Corrie: Yes, yeah.
 
Julie: Because I’d experienced previously, speaking to people, as I say I had a few youngsters with me at the time, who couldn’t remember anything and when they would ask family well what was I like and what was this?
 
Corrie: Describing it is very different.
 
Julie: It’s very different to seeing something visually. And I think it’s, it’s good for the person when they’re ready. We didn’t force him did we?
 
Corrie: No.
 
Julie: We just said to him, you know, when you’re ready to look at it you can, but I think it was definitely, I’m really pleased, I don’t think other people thought that when they first saw me clicking a camera of him lying in bed in a coma. But I knew why I wanted to do it. And I’m glad I did because I think, I think it’s helpful to the person whose, whose had the injury, because they’ve got something tangible in front of them.
 

 

 

When health professionals work together with the person’s family they can achieve more.

When health professionals work together with the person’s family they can achieve more.

SHOW TEXT VERSION
PRINT TRANSCRIPT

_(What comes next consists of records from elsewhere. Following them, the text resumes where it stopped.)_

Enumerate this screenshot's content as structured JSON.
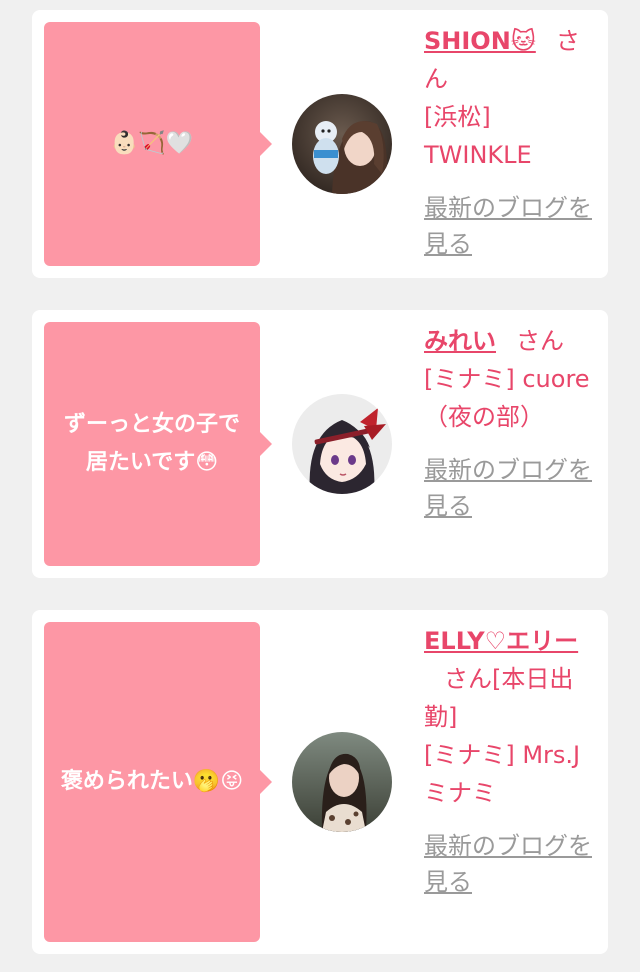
{
  "entries": [
    {
      "message": "👶🏻🏹🤍",
      "name": "SHION🐱",
      "honorific": "さん",
      "shop": "[浜松] TWINKLE",
      "blog_link": "最新のブログを見る",
      "avatar": "woman-holding-plush-photo"
    },
    {
      "message": "ずーっと女の子で居たいです😳",
      "name": "みれい",
      "honorific": "さん",
      "shop": "[ミナミ] cuore（夜の部）",
      "blog_link": "最新のブログを見る",
      "avatar": "anime-girl-with-red-ribbon"
    },
    {
      "message": "褒められたい🫢😝",
      "name": "ELLY♡エリー",
      "honorific": "さん[本日出勤]",
      "shop": "[ミナミ] Mrs.J ミナミ",
      "blog_link": "最新のブログを見る",
      "avatar": "woman-portrait-photo"
    }
  ]
}
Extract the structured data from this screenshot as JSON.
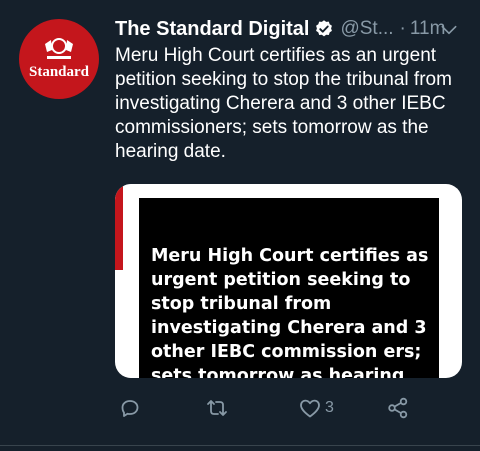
{
  "tweet": {
    "account_name": "The Standard Digital",
    "handle": "@St...",
    "separator": "·",
    "time": "11m",
    "avatar_text": "Standard",
    "text": "Meru High Court certifies as an urgent petition seeking to stop the tribunal from investigating Cherera and 3 other IEBC commissioners; sets tomorrow as the hearing date.",
    "media_headline": "Meru High Court certifies as urgent petition seeking to stop tribunal from investigating Cherera and 3 other IEBC commission ers; sets tomorrow as hearing",
    "like_count": "3"
  },
  "icons": {
    "verified": "verified-badge-icon",
    "menu": "chevron-down-icon",
    "reply": "reply-icon",
    "retweet": "retweet-icon",
    "like": "heart-icon",
    "share": "share-icon"
  },
  "colors": {
    "background": "#15202b",
    "secondary_text": "#8899a6",
    "brand_red": "#c4161c"
  }
}
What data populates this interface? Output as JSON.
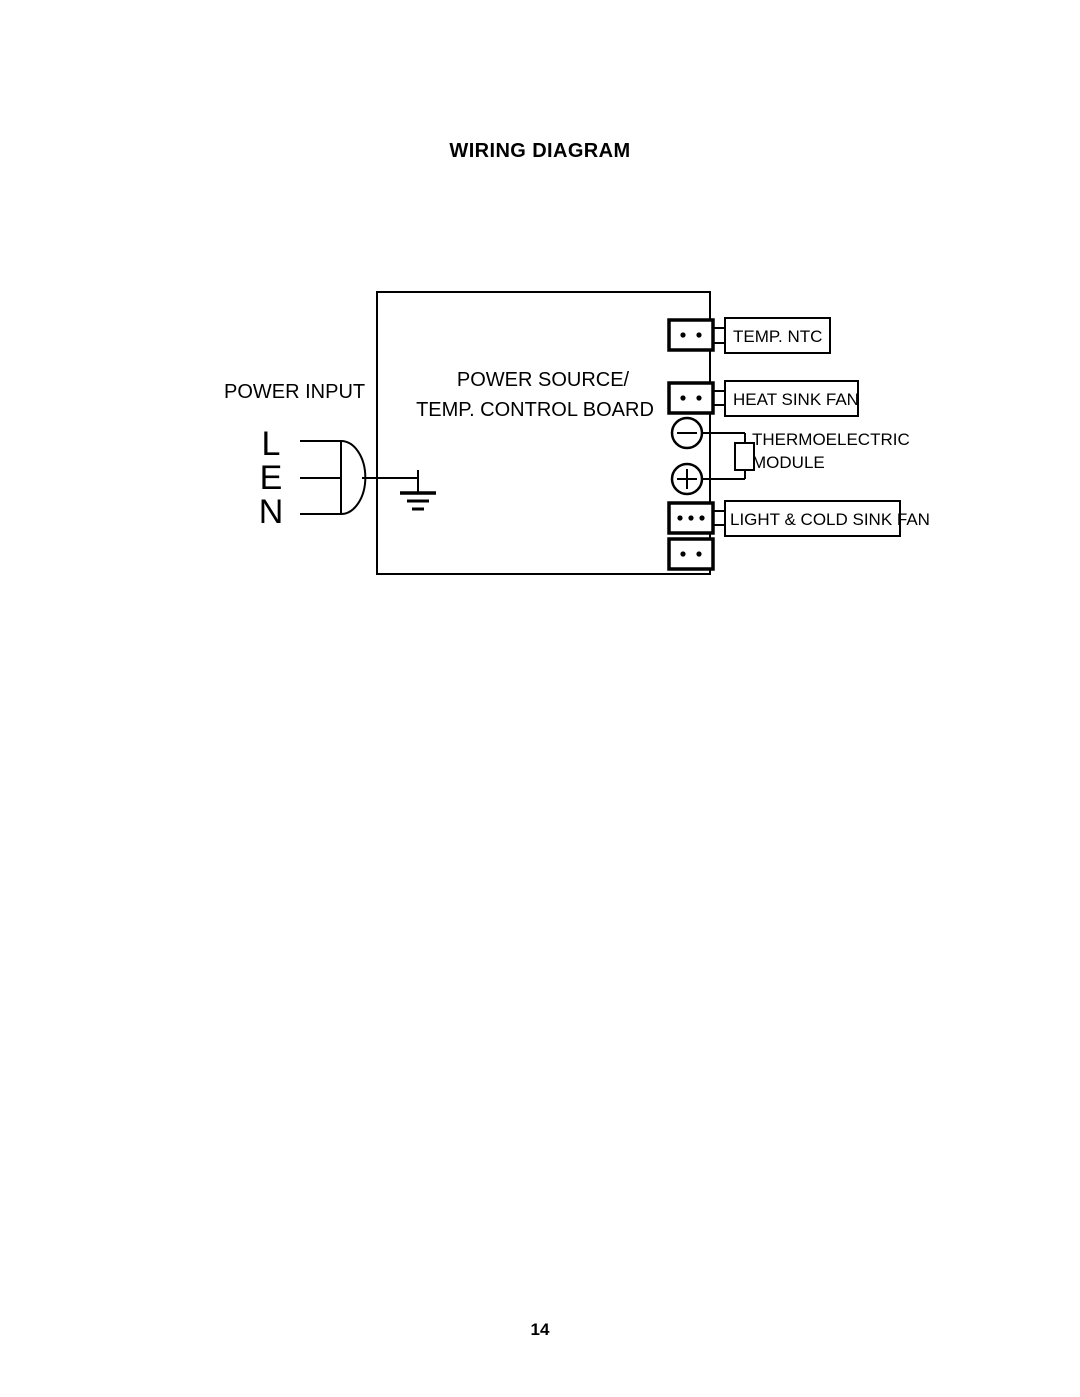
{
  "document": {
    "title": "WIRING DIAGRAM",
    "page_number": "14"
  },
  "diagram": {
    "power_input": {
      "label": "POWER INPUT",
      "terminals": [
        {
          "name": "line",
          "label": "L"
        },
        {
          "name": "earth",
          "label": "E"
        },
        {
          "name": "neutral",
          "label": "N"
        }
      ],
      "plug_symbol": "mains-plug-icon",
      "ground_symbol": "earth-ground-icon"
    },
    "control_board": {
      "title_line1": "POWER SOURCE/",
      "title_line2": "TEMP. CONTROL BOARD"
    },
    "components": [
      {
        "id": "temp-ntc",
        "label": "TEMP. NTC",
        "connector_pins": 2,
        "connector_name": "connector-2pin-temp-ntc",
        "boxed": true
      },
      {
        "id": "heat-sink-fan",
        "label": "HEAT SINK FAN",
        "connector_pins": 2,
        "connector_name": "connector-2pin-heat-sink-fan",
        "boxed": true
      },
      {
        "id": "thermoelectric-module",
        "label_line1": "THERMOELECTRIC",
        "label_line2": "MODULE",
        "terminals": [
          {
            "name": "negative-terminal",
            "symbol": "minus-circle-icon"
          },
          {
            "name": "positive-terminal",
            "symbol": "plus-circle-icon"
          }
        ],
        "boxed": false
      },
      {
        "id": "light-cold-sink-fan",
        "label": "LIGHT & COLD SINK FAN",
        "connector_pins": 3,
        "connector_name": "connector-3pin-light-cold-sink-fan",
        "boxed": true
      },
      {
        "id": "spare-connector",
        "label": "",
        "connector_pins": 2,
        "connector_name": "connector-2pin-spare",
        "boxed": false
      }
    ],
    "colors": {
      "line": "#000000",
      "background": "#ffffff"
    }
  }
}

Julie' My biggest gripe I think, outside the units is that they lose sight of how to communicate with the family. And they don’t know how to do that and work together and I think you could achieve a lot more as a professional if you worked together with the family. You could do more and achieve more, because most family members, like when I was there, I was happy to do what I needed to do. And there’s a lot of family members that would say, if you show me how to do it, I can do it when you’re not here. If you showed me how to do this, I can do it myself while we’re sitting in the room and work together, and I think sometimes the professionals lose sight of that. They lose sight of the fact that they could get a lot more from the family if they were more inclusive rather than but I’m the expert, you can’t do that. You show people what to do and what they can achieve, isn’t it? And work towards that. They forget that they’re talking to human beings basically. I think.

 

It is important for health professionals to remember that life-changing injuries are very...

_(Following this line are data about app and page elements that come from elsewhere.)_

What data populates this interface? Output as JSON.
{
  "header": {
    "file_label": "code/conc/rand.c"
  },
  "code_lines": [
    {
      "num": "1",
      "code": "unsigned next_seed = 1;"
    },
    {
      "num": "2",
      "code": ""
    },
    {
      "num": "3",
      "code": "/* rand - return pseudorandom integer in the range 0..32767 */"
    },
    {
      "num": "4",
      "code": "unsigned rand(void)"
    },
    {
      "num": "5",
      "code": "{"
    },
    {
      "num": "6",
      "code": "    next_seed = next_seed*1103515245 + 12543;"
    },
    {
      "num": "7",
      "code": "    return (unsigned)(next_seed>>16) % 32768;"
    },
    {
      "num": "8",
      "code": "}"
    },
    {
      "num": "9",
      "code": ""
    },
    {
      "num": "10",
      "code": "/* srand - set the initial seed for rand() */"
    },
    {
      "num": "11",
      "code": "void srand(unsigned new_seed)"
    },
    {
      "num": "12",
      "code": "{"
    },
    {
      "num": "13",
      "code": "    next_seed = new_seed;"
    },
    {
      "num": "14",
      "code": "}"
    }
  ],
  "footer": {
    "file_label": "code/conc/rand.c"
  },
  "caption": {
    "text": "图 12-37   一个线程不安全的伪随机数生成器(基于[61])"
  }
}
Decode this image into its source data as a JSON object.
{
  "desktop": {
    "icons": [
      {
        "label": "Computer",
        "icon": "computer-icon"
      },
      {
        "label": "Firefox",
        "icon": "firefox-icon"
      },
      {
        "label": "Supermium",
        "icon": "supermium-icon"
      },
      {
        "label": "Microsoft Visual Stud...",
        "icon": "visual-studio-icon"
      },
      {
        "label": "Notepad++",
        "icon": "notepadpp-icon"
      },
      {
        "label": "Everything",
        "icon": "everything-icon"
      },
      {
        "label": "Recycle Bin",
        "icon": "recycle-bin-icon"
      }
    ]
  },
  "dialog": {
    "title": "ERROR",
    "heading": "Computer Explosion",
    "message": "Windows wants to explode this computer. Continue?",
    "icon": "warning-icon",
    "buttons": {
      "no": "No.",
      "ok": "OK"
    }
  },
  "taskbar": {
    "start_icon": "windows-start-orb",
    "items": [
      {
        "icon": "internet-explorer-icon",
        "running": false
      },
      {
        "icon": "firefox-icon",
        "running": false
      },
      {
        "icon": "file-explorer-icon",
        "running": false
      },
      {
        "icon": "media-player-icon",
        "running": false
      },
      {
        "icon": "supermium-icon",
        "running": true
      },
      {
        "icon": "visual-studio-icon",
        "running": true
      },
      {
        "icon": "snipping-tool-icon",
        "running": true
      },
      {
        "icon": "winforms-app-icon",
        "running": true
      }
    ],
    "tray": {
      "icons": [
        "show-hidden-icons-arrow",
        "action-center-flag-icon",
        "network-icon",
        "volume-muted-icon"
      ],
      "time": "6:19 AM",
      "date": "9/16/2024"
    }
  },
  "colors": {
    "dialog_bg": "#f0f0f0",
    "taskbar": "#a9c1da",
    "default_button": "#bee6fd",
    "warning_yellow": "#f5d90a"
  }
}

It is important for health professionals to remember that life-changing injuries are very...

SHOW TEXT VERSION
PRINT TRANSCRIPT

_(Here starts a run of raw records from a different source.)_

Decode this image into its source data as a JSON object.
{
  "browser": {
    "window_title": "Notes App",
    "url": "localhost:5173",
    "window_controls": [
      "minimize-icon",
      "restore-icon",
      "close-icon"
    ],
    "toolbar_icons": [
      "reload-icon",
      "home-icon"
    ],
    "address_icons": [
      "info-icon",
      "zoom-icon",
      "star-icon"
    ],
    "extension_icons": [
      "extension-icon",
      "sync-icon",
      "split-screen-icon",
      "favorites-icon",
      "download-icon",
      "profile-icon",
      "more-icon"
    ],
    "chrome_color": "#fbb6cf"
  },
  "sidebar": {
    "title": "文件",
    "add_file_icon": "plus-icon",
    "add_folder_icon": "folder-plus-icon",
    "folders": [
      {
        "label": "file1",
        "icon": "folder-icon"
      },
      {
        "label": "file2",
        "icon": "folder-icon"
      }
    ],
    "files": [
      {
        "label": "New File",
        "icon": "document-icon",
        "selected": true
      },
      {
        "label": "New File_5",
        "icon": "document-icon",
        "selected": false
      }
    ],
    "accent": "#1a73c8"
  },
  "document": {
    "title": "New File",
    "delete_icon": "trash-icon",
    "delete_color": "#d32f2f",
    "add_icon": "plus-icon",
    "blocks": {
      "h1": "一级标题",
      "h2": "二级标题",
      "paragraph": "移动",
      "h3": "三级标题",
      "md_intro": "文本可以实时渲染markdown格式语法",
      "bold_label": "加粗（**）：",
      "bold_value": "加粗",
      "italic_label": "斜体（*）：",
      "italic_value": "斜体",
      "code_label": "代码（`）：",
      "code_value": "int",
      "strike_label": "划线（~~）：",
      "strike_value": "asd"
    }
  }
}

Corrie: I think that’s true in a number of cases, they just seem to get very focused on what they need to achieve but sometimes they probably don’t even realise that their mannerisms and the way they’re speaking because they’ve come across this situation a hundred times before, actually the family members that are there, this is their first time and it’s a very emotional time and to, just someone’s tone of voice or tainted attitude or eye contact or communication can make a huge amount of difference in reassuring the family members, and just being honest and say look, you know, there’s not a lot else that we can do. We need to figure out a plan for going forwards, we need to make sure that his day to day cares are looked after. Don’t have any answers for you. Just having that bit of time. And it’s not, it’s not true in all cases, it’s just we came across a number of different doctors and nurses and therapists with the various hospitals Wesley was in and it was quite clear that the people that took the time to do that, reassured us an awful lot more than the people that may have given us exactly the same factual information but didn’t give that element of reassurance. And you don’t expect people to say, “Don’t worry, everything’s going to be absolutely fine.” You just want people to be a bit open and honest and you know, at the end of the day some of the health care professionals, they’ve got their own lives and they’ve got other things going on that are going to impact how they behave at work, but it’s keeping the focus on, I need to remember the fact that this person has got their son lying there and they’re worried sick about him. I need to make sure that I give the right message to reassure them and not to upset them any further. Which some people are fantastic at it and some people aren’t, and sometimes it’s not in people’s natures anyway [laughs].

 

Previous Page
Next Page